Task statement
The entries below should appear again in your reply, word for word.

Data extracts
- - - -

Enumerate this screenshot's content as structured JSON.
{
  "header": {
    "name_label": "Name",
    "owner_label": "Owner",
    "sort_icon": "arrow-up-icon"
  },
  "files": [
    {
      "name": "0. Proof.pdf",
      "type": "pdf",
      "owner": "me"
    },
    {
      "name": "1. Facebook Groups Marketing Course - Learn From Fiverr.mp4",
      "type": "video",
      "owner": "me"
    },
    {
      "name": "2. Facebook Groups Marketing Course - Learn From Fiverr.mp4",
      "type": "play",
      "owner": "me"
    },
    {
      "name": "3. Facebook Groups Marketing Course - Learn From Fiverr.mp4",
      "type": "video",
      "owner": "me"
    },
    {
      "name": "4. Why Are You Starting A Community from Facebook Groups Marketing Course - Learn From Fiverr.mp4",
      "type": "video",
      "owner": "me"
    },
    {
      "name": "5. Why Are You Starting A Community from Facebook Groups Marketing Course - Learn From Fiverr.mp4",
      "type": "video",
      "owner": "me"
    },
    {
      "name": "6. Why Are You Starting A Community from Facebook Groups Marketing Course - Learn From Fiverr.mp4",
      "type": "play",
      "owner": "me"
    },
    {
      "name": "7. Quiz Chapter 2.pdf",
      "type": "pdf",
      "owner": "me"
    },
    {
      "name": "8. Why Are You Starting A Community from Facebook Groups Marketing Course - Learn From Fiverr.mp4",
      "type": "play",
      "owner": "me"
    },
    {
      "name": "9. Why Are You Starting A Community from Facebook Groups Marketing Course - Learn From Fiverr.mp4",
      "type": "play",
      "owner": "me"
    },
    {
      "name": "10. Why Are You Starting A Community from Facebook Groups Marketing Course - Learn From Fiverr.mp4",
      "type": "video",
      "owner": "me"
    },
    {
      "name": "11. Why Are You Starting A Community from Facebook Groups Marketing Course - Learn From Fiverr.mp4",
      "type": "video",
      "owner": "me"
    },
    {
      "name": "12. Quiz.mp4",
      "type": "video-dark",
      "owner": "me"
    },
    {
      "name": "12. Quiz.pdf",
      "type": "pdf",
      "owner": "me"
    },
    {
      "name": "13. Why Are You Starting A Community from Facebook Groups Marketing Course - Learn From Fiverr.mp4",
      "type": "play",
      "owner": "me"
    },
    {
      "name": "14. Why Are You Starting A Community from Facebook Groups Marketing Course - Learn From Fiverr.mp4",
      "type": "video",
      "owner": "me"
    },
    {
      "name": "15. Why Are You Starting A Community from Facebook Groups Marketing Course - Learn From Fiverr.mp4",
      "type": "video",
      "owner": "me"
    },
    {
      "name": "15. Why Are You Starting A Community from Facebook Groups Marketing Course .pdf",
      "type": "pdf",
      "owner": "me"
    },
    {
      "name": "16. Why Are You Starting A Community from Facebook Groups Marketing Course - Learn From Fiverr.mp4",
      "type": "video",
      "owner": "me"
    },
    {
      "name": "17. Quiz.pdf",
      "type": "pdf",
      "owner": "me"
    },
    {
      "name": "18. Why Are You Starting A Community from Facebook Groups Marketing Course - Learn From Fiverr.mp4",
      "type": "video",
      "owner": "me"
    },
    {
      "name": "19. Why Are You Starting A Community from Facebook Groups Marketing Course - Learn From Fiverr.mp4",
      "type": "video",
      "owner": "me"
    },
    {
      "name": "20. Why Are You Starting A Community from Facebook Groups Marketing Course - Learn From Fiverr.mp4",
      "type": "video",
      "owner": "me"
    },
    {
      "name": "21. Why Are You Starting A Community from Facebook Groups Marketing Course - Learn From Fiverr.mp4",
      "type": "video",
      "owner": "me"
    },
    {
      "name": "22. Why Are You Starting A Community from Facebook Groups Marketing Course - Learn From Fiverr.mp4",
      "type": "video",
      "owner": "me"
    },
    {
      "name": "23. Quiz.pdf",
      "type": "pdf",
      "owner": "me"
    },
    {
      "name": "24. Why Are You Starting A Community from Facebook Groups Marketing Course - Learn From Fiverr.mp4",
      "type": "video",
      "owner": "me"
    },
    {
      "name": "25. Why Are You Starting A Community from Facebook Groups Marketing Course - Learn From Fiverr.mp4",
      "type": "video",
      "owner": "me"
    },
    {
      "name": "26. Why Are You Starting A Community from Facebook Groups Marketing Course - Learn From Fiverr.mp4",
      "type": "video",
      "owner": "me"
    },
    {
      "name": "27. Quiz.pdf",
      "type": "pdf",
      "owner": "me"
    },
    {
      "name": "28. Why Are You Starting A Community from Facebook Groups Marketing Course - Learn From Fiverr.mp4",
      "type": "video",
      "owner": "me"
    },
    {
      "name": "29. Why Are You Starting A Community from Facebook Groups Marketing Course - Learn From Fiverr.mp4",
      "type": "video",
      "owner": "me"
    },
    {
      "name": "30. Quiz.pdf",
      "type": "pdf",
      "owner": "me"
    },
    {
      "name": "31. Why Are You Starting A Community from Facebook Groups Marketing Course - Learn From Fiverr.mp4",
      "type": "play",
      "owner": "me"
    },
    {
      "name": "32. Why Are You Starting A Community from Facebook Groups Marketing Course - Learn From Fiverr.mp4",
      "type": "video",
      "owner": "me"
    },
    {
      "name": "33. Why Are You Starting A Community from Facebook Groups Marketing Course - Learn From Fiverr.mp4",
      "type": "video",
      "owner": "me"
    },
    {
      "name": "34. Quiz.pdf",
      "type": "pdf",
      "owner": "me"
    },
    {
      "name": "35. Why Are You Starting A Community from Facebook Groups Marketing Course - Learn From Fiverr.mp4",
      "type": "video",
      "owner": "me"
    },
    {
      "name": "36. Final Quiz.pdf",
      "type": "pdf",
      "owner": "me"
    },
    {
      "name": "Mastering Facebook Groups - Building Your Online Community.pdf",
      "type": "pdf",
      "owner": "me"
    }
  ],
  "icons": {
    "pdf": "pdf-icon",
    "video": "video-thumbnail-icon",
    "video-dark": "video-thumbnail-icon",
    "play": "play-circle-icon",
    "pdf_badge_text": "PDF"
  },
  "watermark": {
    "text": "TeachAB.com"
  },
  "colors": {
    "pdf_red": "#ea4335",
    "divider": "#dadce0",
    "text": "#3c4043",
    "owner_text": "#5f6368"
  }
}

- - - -

Answer to this exercise
Enumerate this screenshot's content as structured JSON.
{
  "header": {
    "name_label": "Name",
    "owner_label": "Owner",
    "sort_icon": "arrow-up-icon"
  },
  "files": [
    {
      "name": "0. Proof.pdf",
      "type": "pdf",
      "owner": "me"
    },
    {
      "name": "1. Facebook Groups Marketing Course - Learn From Fiverr.mp4",
      "type": "video",
      "owner": "me"
    },
    {
      "name": "2. Facebook Groups Marketing Course - Learn From Fiverr.mp4",
      "type": "play",
      "owner": "me"
    },
    {
      "name": "3. Facebook Groups Marketing Course - Learn From Fiverr.mp4",
      "type": "video",
      "owner": "me"
    },
    {
      "name": "4. Why Are You Starting A Community from Facebook Groups Marketing Course - Learn From Fiverr.mp4",
      "type": "video",
      "owner": "me"
    },
    {
      "name": "5. Why Are You Starting A Community from Facebook Groups Marketing Course - Learn From Fiverr.mp4",
      "type": "video",
      "owner": "me"
    },
    {
      "name": "6. Why Are You Starting A Community from Facebook Groups Marketing Course - Learn From Fiverr.mp4",
      "type": "play",
      "owner": "me"
    },
    {
      "name": "7. Quiz Chapter 2.pdf",
      "type": "pdf",
      "owner": "me"
    },
    {
      "name": "8. Why Are You Starting A Community from Facebook Groups Marketing Course - Learn From Fiverr.mp4",
      "type": "play",
      "owner": "me"
    },
    {
      "name": "9. Why Are You Starting A Community from Facebook Groups Marketing Course - Learn From Fiverr.mp4",
      "type": "play",
      "owner": "me"
    },
    {
      "name": "10. Why Are You Starting A Community from Facebook Groups Marketing Course - Learn From Fiverr.mp4",
      "type": "video",
      "owner": "me"
    },
    {
      "name": "11. Why Are You Starting A Community from Facebook Groups Marketing Course - Learn From Fiverr.mp4",
      "type": "video",
      "owner": "me"
    },
    {
      "name": "12. Quiz.mp4",
      "type": "video-dark",
      "owner": "me"
    },
    {
      "name": "12. Quiz.pdf",
      "type": "pdf",
      "owner": "me"
    },
    {
      "name": "13. Why Are You Starting A Community from Facebook Groups Marketing Course - Learn From Fiverr.mp4",
      "type": "play",
      "owner": "me"
    },
    {
      "name": "14. Why Are You Starting A Community from Facebook Groups Marketing Course - Learn From Fiverr.mp4",
      "type": "video",
      "owner": "me"
    },
    {
      "name": "15. Why Are You Starting A Community from Facebook Groups Marketing Course - Learn From Fiverr.mp4",
      "type": "video",
      "owner": "me"
    },
    {
      "name": "15. Why Are You Starting A Community from Facebook Groups Marketing Course .pdf",
      "type": "pdf",
      "owner": "me"
    },
    {
      "name": "16. Why Are You Starting A Community from Facebook Groups Marketing Course - Learn From Fiverr.mp4",
      "type": "video",
      "owner": "me"
    },
    {
      "name": "17. Quiz.pdf",
      "type": "pdf",
      "owner": "me"
    },
    {
      "name": "18. Why Are You Starting A Community from Facebook Groups Marketing Course - Learn From Fiverr.mp4",
      "type": "video",
      "owner": "me"
    },
    {
      "name": "19. Why Are You Starting A Community from Facebook Groups Marketing Course - Learn From Fiverr.mp4",
      "type": "video",
      "owner": "me"
    },
    {
      "name": "20. Why Are You Starting A Community from Facebook Groups Marketing Course - Learn From Fiverr.mp4",
      "type": "video",
      "owner": "me"
    },
    {
      "name": "21. Why Are You Starting A Community from Facebook Groups Marketing Course - Learn From Fiverr.mp4",
      "type": "video",
      "owner": "me"
    },
    {
      "name": "22. Why Are You Starting A Community from Facebook Groups Marketing Course - Learn From Fiverr.mp4",
      "type": "video",
      "owner": "me"
    },
    {
      "name": "23. Quiz.pdf",
      "type": "pdf",
      "owner": "me"
    },
    {
      "name": "24. Why Are You Starting A Community from Facebook Groups Marketing Course - Learn From Fiverr.mp4",
      "type": "video",
      "owner": "me"
    },
    {
      "name": "25. Why Are You Starting A Community from Facebook Groups Marketing Course - Learn From Fiverr.mp4",
      "type": "video",
      "owner": "me"
    },
    {
      "name": "26. Why Are You Starting A Community from Facebook Groups Marketing Course - Learn From Fiverr.mp4",
      "type": "video",
      "owner": "me"
    },
    {
      "name": "27. Quiz.pdf",
      "type": "pdf",
      "owner": "me"
    },
    {
      "name": "28. Why Are You Starting A Community from Facebook Groups Marketing Course - Learn From Fiverr.mp4",
      "type": "video",
      "owner": "me"
    },
    {
      "name": "29. Why Are You Starting A Community from Facebook Groups Marketing Course - Learn From Fiverr.mp4",
      "type": "video",
      "owner": "me"
    },
    {
      "name": "30. Quiz.pdf",
      "type": "pdf",
      "owner": "me"
    },
    {
      "name": "31. Why Are You Starting A Community from Facebook Groups Marketing Course - Learn From Fiverr.mp4",
      "type": "play",
      "owner": "me"
    },
    {
      "name": "32. Why Are You Starting A Community from Facebook Groups Marketing Course - Learn From Fiverr.mp4",
      "type": "video",
      "owner": "me"
    },
    {
      "name": "33. Why Are You Starting A Community from Facebook Groups Marketing Course - Learn From Fiverr.mp4",
      "type": "video",
      "owner": "me"
    },
    {
      "name": "34. Quiz.pdf",
      "type": "pdf",
      "owner": "me"
    },
    {
      "name": "35. Why Are You Starting A Community from Facebook Groups Marketing Course - Learn From Fiverr.mp4",
      "type": "video",
      "owner": "me"
    },
    {
      "name": "36. Final Quiz.pdf",
      "type": "pdf",
      "owner": "me"
    },
    {
      "name": "Mastering Facebook Groups - Building Your Online Community.pdf",
      "type": "pdf",
      "owner": "me"
    }
  ],
  "icons": {
    "pdf": "pdf-icon",
    "video": "video-thumbnail-icon",
    "video-dark": "video-thumbnail-icon",
    "play": "play-circle-icon",
    "pdf_badge_text": "PDF"
  },
  "watermark": {
    "text": "TeachAB.com"
  },
  "colors": {
    "pdf_red": "#ea4335",
    "divider": "#dadce0",
    "text": "#3c4043",
    "owner_text": "#5f6368"
  }
}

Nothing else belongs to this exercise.